That day he told the story to Mr. Murray, who smiled, said he thought he remembered the exchange, and placed a $20 bill in the tip jar.

Another time, Senator Chuck Schumer, Democrat of New York and Majority Leader, stopped in Union Square to listen. “I told him we needed to have a serious gun control conversation, specifically this AR-15.”

Rather than forcing him to pack up and leave, police often stay nearby to enjoy the music, said Mr Pritchard, who added that he has befriended many of those who patrol his regular spots.

Recently Mr. Pritchard has started performing at weddings, corporate events and clubs. This month he will begin a 10-day residency at the Sound View Hotel in Greenport on the far end of Long Island. In a good week, the Sammy Buttons Experience can bring in four-digit sums.

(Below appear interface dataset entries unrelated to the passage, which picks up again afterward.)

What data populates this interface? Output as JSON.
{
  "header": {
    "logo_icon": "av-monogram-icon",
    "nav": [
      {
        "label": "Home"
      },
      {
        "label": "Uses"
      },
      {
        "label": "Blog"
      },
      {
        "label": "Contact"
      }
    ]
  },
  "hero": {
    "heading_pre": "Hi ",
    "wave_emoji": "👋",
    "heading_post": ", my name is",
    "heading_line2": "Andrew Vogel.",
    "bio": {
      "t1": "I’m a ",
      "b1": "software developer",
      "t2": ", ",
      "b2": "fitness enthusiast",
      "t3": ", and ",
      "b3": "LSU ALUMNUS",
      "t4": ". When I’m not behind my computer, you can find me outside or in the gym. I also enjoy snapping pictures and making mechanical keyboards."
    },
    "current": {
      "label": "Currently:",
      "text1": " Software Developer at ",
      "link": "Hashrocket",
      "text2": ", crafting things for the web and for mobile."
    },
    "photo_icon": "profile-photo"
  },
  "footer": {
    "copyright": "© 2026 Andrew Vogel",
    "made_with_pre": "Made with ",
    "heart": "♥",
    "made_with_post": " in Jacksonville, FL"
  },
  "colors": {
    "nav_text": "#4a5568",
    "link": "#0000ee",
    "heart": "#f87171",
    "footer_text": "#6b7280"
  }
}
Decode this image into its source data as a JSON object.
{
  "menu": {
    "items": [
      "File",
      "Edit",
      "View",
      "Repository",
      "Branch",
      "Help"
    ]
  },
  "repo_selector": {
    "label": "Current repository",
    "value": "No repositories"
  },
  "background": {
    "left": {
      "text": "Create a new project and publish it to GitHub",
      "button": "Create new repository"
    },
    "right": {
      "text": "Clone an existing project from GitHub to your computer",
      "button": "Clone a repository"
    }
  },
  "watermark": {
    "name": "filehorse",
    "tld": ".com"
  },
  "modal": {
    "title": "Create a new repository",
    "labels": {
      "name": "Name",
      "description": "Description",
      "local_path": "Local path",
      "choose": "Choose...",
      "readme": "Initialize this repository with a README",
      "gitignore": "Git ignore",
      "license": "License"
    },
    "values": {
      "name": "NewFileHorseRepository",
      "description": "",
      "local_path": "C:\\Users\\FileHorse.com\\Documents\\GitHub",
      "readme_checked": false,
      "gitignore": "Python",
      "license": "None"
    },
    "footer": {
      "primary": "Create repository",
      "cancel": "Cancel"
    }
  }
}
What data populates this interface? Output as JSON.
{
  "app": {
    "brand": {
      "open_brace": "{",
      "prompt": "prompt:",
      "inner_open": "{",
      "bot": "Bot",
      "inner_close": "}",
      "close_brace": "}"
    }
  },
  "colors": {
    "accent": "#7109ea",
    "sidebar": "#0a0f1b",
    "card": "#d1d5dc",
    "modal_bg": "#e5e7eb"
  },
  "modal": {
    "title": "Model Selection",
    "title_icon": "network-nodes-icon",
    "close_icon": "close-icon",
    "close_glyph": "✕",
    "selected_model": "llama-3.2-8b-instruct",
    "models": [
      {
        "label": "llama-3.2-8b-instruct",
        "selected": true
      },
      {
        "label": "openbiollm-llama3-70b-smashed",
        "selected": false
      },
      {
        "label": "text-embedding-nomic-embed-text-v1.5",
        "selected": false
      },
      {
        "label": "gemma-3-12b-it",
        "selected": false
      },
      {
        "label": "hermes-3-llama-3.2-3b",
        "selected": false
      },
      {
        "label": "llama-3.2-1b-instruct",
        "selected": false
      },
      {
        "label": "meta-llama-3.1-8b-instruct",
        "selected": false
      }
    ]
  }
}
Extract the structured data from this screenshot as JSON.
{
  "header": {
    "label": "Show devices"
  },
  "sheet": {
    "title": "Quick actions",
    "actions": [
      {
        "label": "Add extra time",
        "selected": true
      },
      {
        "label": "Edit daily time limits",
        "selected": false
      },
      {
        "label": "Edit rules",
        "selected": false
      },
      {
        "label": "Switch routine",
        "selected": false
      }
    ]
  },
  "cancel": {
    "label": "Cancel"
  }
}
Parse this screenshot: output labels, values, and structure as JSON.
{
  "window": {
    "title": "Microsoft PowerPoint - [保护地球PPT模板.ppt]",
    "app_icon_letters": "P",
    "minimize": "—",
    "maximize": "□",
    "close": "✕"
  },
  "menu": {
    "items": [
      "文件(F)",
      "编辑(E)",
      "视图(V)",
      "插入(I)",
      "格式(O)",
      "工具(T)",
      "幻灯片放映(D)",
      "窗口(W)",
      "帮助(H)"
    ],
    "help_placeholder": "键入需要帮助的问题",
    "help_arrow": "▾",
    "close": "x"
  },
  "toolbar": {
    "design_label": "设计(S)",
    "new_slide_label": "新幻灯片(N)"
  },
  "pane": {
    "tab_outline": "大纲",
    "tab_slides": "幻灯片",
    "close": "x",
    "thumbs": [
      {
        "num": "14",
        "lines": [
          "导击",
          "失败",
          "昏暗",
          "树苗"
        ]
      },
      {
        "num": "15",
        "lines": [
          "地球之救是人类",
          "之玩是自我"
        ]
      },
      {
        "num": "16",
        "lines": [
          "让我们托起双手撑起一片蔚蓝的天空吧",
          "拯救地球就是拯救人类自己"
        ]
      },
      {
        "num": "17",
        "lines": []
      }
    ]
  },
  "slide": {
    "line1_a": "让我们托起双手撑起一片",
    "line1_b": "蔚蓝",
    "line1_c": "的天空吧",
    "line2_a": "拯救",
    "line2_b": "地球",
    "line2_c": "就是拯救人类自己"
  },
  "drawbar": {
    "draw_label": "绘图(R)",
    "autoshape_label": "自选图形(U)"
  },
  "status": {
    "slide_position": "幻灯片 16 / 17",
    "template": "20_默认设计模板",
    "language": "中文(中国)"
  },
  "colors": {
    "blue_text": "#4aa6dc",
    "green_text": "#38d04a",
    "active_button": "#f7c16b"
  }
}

This year he plans to invest some of that into recording his original music and launching a line of merch.

“As awful as Covid-19 has been for so many of us, I know it’s pushed me to do what I’ve always wanted to do, entertain people with soulful music that spreads joy,” Mr Pritchard said . “If I’ve played a small role in helping New Yorkers recover from the tragedy that Covid has brought, it’s all worth it.”

Sal Cataldi is a writer, musician, and former public relations executive based in Saugerties, NY

Leave a Comment